(CNN) - President Obama sent a direct message to Iran's supreme leader, Ayatollah Ali Khamenei, weeks before this month's disputed election, Iranian sources said Wednesday.
The letter requested dialogue and engagement between the two nations, the sources said.
The sources said Khamenei has yet to reply to the letter but nonetheless it "had set the negotiating table in order for both sides to sit around it after the election."
Khamenei made an indirect reference to the letter in his sermon Friday at Tehran University.
"The U.S. president said that we were waiting for a day like this to see people on the street," the Iranian leader said. "Some people attributed these remarks to Obama and then they write letters to say we're ready to have ties; that we respect the Islamic republic and on the other hand they make such comments. Which one should we believe?"
(CNN) - Will President Obama just talk about the state of this troubled Union whose economic crisis he has inherited, or will he cast his net of ideas far and wide to address a new American relationship with the world?
After much talk of engaging America's adversaries, chief among them Iran, the Obama administration has made no move so far, pending a policy review.

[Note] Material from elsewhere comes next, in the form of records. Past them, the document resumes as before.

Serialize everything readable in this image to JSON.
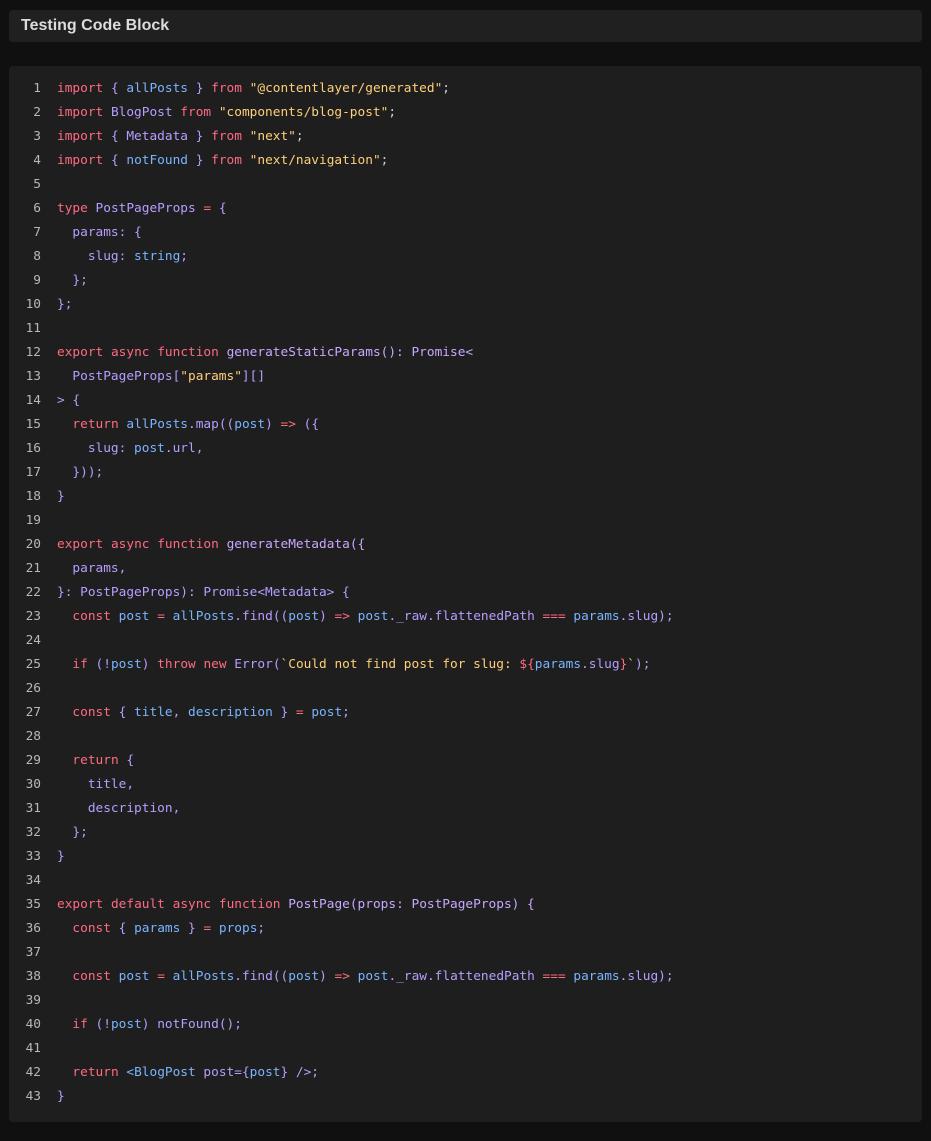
{
  "header": {
    "title": "Testing Code Block"
  },
  "colors": {
    "background": "#101010",
    "panel": "#1e1e1e",
    "keyword": "#ff6b81",
    "string": "#ffcf7a",
    "identifier": "#b79dff",
    "variable": "#7ab4ff",
    "line_number": "#b8b8b8"
  },
  "code": {
    "language": "tsx",
    "lines": [
      [
        [
          "kw",
          "import"
        ],
        [
          "id",
          " { "
        ],
        [
          "var",
          "allPosts"
        ],
        [
          "id",
          " } "
        ],
        [
          "kw",
          "from"
        ],
        [
          "pl",
          " "
        ],
        [
          "str",
          "\"@contentlayer/generated\""
        ],
        [
          "pl",
          ";"
        ]
      ],
      [
        [
          "kw",
          "import"
        ],
        [
          "id",
          " BlogPost "
        ],
        [
          "kw",
          "from"
        ],
        [
          "pl",
          " "
        ],
        [
          "str",
          "\"components/blog-post\""
        ],
        [
          "pl",
          ";"
        ]
      ],
      [
        [
          "kw",
          "import"
        ],
        [
          "id",
          " { Metadata } "
        ],
        [
          "kw",
          "from"
        ],
        [
          "pl",
          " "
        ],
        [
          "str",
          "\"next\""
        ],
        [
          "pl",
          ";"
        ]
      ],
      [
        [
          "kw",
          "import"
        ],
        [
          "id",
          " { "
        ],
        [
          "var",
          "notFound"
        ],
        [
          "id",
          " } "
        ],
        [
          "kw",
          "from"
        ],
        [
          "pl",
          " "
        ],
        [
          "str",
          "\"next/navigation\""
        ],
        [
          "pl",
          ";"
        ]
      ],
      [],
      [
        [
          "kw",
          "type"
        ],
        [
          "id",
          " PostPageProps "
        ],
        [
          "kw",
          "="
        ],
        [
          "id",
          " {"
        ]
      ],
      [
        [
          "id",
          "  params: {"
        ]
      ],
      [
        [
          "id",
          "    slug: "
        ],
        [
          "var",
          "string"
        ],
        [
          "id",
          ";"
        ]
      ],
      [
        [
          "id",
          "  };"
        ]
      ],
      [
        [
          "id",
          "};"
        ]
      ],
      [],
      [
        [
          "kw",
          "export"
        ],
        [
          "pl",
          " "
        ],
        [
          "kw",
          "async"
        ],
        [
          "pl",
          " "
        ],
        [
          "kw",
          "function"
        ],
        [
          "pl",
          " "
        ],
        [
          "fn",
          "generateStaticParams(): Promise<"
        ]
      ],
      [
        [
          "id",
          "  PostPageProps["
        ],
        [
          "str",
          "\"params\""
        ],
        [
          "id",
          "][]"
        ]
      ],
      [
        [
          "id",
          "> {"
        ]
      ],
      [
        [
          "id",
          "  "
        ],
        [
          "kw",
          "return"
        ],
        [
          "id",
          " "
        ],
        [
          "var",
          "allPosts"
        ],
        [
          "id",
          ".map(("
        ],
        [
          "var",
          "post"
        ],
        [
          "id",
          ") "
        ],
        [
          "kw",
          "=>"
        ],
        [
          "id",
          " ({"
        ]
      ],
      [
        [
          "id",
          "    slug: "
        ],
        [
          "var",
          "post"
        ],
        [
          "id",
          ".url,"
        ]
      ],
      [
        [
          "id",
          "  }));"
        ]
      ],
      [
        [
          "id",
          "}"
        ]
      ],
      [],
      [
        [
          "kw",
          "export"
        ],
        [
          "pl",
          " "
        ],
        [
          "kw",
          "async"
        ],
        [
          "pl",
          " "
        ],
        [
          "kw",
          "function"
        ],
        [
          "pl",
          " "
        ],
        [
          "fn",
          "generateMetadata({"
        ]
      ],
      [
        [
          "id",
          "  params,"
        ]
      ],
      [
        [
          "id",
          "}: PostPageProps): Promise<Metadata> {"
        ]
      ],
      [
        [
          "id",
          "  "
        ],
        [
          "kw",
          "const"
        ],
        [
          "id",
          " "
        ],
        [
          "var",
          "post"
        ],
        [
          "id",
          " "
        ],
        [
          "kw",
          "="
        ],
        [
          "id",
          " "
        ],
        [
          "var",
          "allPosts"
        ],
        [
          "id",
          ".find(("
        ],
        [
          "var",
          "post"
        ],
        [
          "id",
          ") "
        ],
        [
          "kw",
          "=>"
        ],
        [
          "id",
          " "
        ],
        [
          "var",
          "post"
        ],
        [
          "id",
          "._raw.flattenedPath "
        ],
        [
          "kw",
          "==="
        ],
        [
          "id",
          " "
        ],
        [
          "var",
          "params"
        ],
        [
          "id",
          ".slug);"
        ]
      ],
      [],
      [
        [
          "id",
          "  "
        ],
        [
          "kw",
          "if"
        ],
        [
          "id",
          " (!"
        ],
        [
          "var",
          "post"
        ],
        [
          "id",
          ") "
        ],
        [
          "kw",
          "throw"
        ],
        [
          "id",
          " "
        ],
        [
          "kw",
          "new"
        ],
        [
          "id",
          " Error("
        ],
        [
          "str",
          "`Could not find post for slug: "
        ],
        [
          "kw",
          "${"
        ],
        [
          "var",
          "params"
        ],
        [
          "id",
          ".slug"
        ],
        [
          "kw",
          "}"
        ],
        [
          "str",
          "`"
        ],
        [
          "id",
          ");"
        ]
      ],
      [],
      [
        [
          "id",
          "  "
        ],
        [
          "kw",
          "const"
        ],
        [
          "id",
          " { "
        ],
        [
          "var",
          "title"
        ],
        [
          "id",
          ", "
        ],
        [
          "var",
          "description"
        ],
        [
          "id",
          " } "
        ],
        [
          "kw",
          "="
        ],
        [
          "id",
          " "
        ],
        [
          "var",
          "post"
        ],
        [
          "id",
          ";"
        ]
      ],
      [],
      [
        [
          "id",
          "  "
        ],
        [
          "kw",
          "return"
        ],
        [
          "id",
          " {"
        ]
      ],
      [
        [
          "id",
          "    title,"
        ]
      ],
      [
        [
          "id",
          "    description,"
        ]
      ],
      [
        [
          "id",
          "  };"
        ]
      ],
      [
        [
          "id",
          "}"
        ]
      ],
      [],
      [
        [
          "kw",
          "export"
        ],
        [
          "pl",
          " "
        ],
        [
          "kw",
          "default"
        ],
        [
          "pl",
          " "
        ],
        [
          "kw",
          "async"
        ],
        [
          "pl",
          " "
        ],
        [
          "kw",
          "function"
        ],
        [
          "pl",
          " "
        ],
        [
          "fn",
          "PostPage(props: PostPageProps) {"
        ]
      ],
      [
        [
          "id",
          "  "
        ],
        [
          "kw",
          "const"
        ],
        [
          "id",
          " { "
        ],
        [
          "var",
          "params"
        ],
        [
          "id",
          " } "
        ],
        [
          "kw",
          "="
        ],
        [
          "id",
          " "
        ],
        [
          "var",
          "props"
        ],
        [
          "id",
          ";"
        ]
      ],
      [],
      [
        [
          "id",
          "  "
        ],
        [
          "kw",
          "const"
        ],
        [
          "id",
          " "
        ],
        [
          "var",
          "post"
        ],
        [
          "id",
          " "
        ],
        [
          "kw",
          "="
        ],
        [
          "id",
          " "
        ],
        [
          "var",
          "allPosts"
        ],
        [
          "id",
          ".find(("
        ],
        [
          "var",
          "post"
        ],
        [
          "id",
          ") "
        ],
        [
          "kw",
          "=>"
        ],
        [
          "id",
          " "
        ],
        [
          "var",
          "post"
        ],
        [
          "id",
          "._raw.flattenedPath "
        ],
        [
          "kw",
          "==="
        ],
        [
          "id",
          " "
        ],
        [
          "var",
          "params"
        ],
        [
          "id",
          ".slug);"
        ]
      ],
      [],
      [
        [
          "id",
          "  "
        ],
        [
          "kw",
          "if"
        ],
        [
          "id",
          " (!"
        ],
        [
          "var",
          "post"
        ],
        [
          "id",
          ") notFound();"
        ]
      ],
      [],
      [
        [
          "id",
          "  "
        ],
        [
          "kw",
          "return"
        ],
        [
          "id",
          " "
        ],
        [
          "var",
          "<BlogPost"
        ],
        [
          "id",
          " post={"
        ],
        [
          "var",
          "post"
        ],
        [
          "id",
          "} />;"
        ]
      ],
      [
        [
          "id",
          "}"
        ]
      ]
    ]
  }
}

But Iranian leaders from President Ahmadinejad on down have sent letters and delivered speeches welcoming a change of U.S. policy and declaring themselves to be ready for talks, 30 years after relations were ruptured by the Islamic revolution.
Iran's help in Iraq and Afghanistan could be useful, though its uranium enrichment program proceeds apace.
But the International Atomic Energy Agency, the United Nations' nuclear watchdog, says Iran seems to be slowing down its centrifuge operations, perhaps as a political gesture of good will.
If Iran is slowly unclenching its fist, will Obama offer an outstretched hand Tuesday night?
(CNN) - When Barack Obama is sworn in as the 44th president of the United States, the wish list that has been building abroad may have grown longer than he or anyone else can deliver.
There are the apparently eternal conflicts of the Middle East and Kashmir, between India and Pakistan, that have already reared their ugly heads almost as a warning even before Obama took office. Between them, they engulf most of the grievances and violence that shape the Islamic world and its relations with the United States.
Intense U.S. involvement will be needed to help resolve both of the conflicts. This will require imagination, creative out-of-the-box diplomacy, and the courage to see it through both from the United States and leaders on the ground. Going back even to the status-quo ante will no longer be sufficient.